Segment Start: EXTRACTED DATA
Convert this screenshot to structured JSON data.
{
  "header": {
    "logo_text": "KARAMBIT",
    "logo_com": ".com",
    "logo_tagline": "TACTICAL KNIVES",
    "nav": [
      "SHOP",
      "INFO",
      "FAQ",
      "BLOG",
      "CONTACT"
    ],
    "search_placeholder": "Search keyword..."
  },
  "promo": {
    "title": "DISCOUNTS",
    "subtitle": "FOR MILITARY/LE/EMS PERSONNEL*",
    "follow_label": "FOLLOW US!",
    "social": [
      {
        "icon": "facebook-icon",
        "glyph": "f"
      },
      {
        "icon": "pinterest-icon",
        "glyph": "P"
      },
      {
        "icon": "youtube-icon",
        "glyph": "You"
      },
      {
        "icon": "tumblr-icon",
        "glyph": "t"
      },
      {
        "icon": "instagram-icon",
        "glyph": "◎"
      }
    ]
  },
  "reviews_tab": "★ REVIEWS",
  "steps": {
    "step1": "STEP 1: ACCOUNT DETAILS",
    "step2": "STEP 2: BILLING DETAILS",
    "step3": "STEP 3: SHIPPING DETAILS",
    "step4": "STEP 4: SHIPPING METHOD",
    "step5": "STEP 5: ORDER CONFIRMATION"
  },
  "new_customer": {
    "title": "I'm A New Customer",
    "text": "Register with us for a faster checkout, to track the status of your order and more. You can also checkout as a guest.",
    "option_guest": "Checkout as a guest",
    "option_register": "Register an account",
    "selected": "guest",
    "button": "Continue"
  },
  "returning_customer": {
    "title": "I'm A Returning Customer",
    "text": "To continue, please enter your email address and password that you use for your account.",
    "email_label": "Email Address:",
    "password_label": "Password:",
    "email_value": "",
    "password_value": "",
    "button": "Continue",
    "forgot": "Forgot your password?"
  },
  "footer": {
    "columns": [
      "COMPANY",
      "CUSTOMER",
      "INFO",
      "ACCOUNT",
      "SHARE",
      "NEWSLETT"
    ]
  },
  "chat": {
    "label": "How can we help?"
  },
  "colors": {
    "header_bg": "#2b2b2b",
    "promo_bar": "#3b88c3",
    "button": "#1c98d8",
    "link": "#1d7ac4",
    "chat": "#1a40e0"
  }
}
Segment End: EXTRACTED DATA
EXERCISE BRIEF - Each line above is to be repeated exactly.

EXERCISE RESPONSE -
Convert this screenshot to structured JSON data.
{
  "header": {
    "logo_text": "KARAMBIT",
    "logo_com": ".com",
    "logo_tagline": "TACTICAL KNIVES",
    "nav": [
      "SHOP",
      "INFO",
      "FAQ",
      "BLOG",
      "CONTACT"
    ],
    "search_placeholder": "Search keyword..."
  },
  "promo": {
    "title": "DISCOUNTS",
    "subtitle": "FOR MILITARY/LE/EMS PERSONNEL*",
    "follow_label": "FOLLOW US!",
    "social": [
      {
        "icon": "facebook-icon",
        "glyph": "f"
      },
      {
        "icon": "pinterest-icon",
        "glyph": "P"
      },
      {
        "icon": "youtube-icon",
        "glyph": "You"
      },
      {
        "icon": "tumblr-icon",
        "glyph": "t"
      },
      {
        "icon": "instagram-icon",
        "glyph": "◎"
      }
    ]
  },
  "reviews_tab": "★ REVIEWS",
  "steps": {
    "step1": "STEP 1: ACCOUNT DETAILS",
    "step2": "STEP 2: BILLING DETAILS",
    "step3": "STEP 3: SHIPPING DETAILS",
    "step4": "STEP 4: SHIPPING METHOD",
    "step5": "STEP 5: ORDER CONFIRMATION"
  },
  "new_customer": {
    "title": "I'm A New Customer",
    "text": "Register with us for a faster checkout, to track the status of your order and more. You can also checkout as a guest.",
    "option_guest": "Checkout as a guest",
    "option_register": "Register an account",
    "selected": "guest",
    "button": "Continue"
  },
  "returning_customer": {
    "title": "I'm A Returning Customer",
    "text": "To continue, please enter your email address and password that you use for your account.",
    "email_label": "Email Address:",
    "password_label": "Password:",
    "email_value": "",
    "password_value": "",
    "button": "Continue",
    "forgot": "Forgot your password?"
  },
  "footer": {
    "columns": [
      "COMPANY",
      "CUSTOMER",
      "INFO",
      "ACCOUNT",
      "SHARE",
      "NEWSLETT"
    ]
  },
  "chat": {
    "label": "How can we help?"
  },
  "colors": {
    "header_bg": "#2b2b2b",
    "promo_bar": "#3b88c3",
    "button": "#1c98d8",
    "link": "#1d7ac4",
    "chat": "#1a40e0"
  }
}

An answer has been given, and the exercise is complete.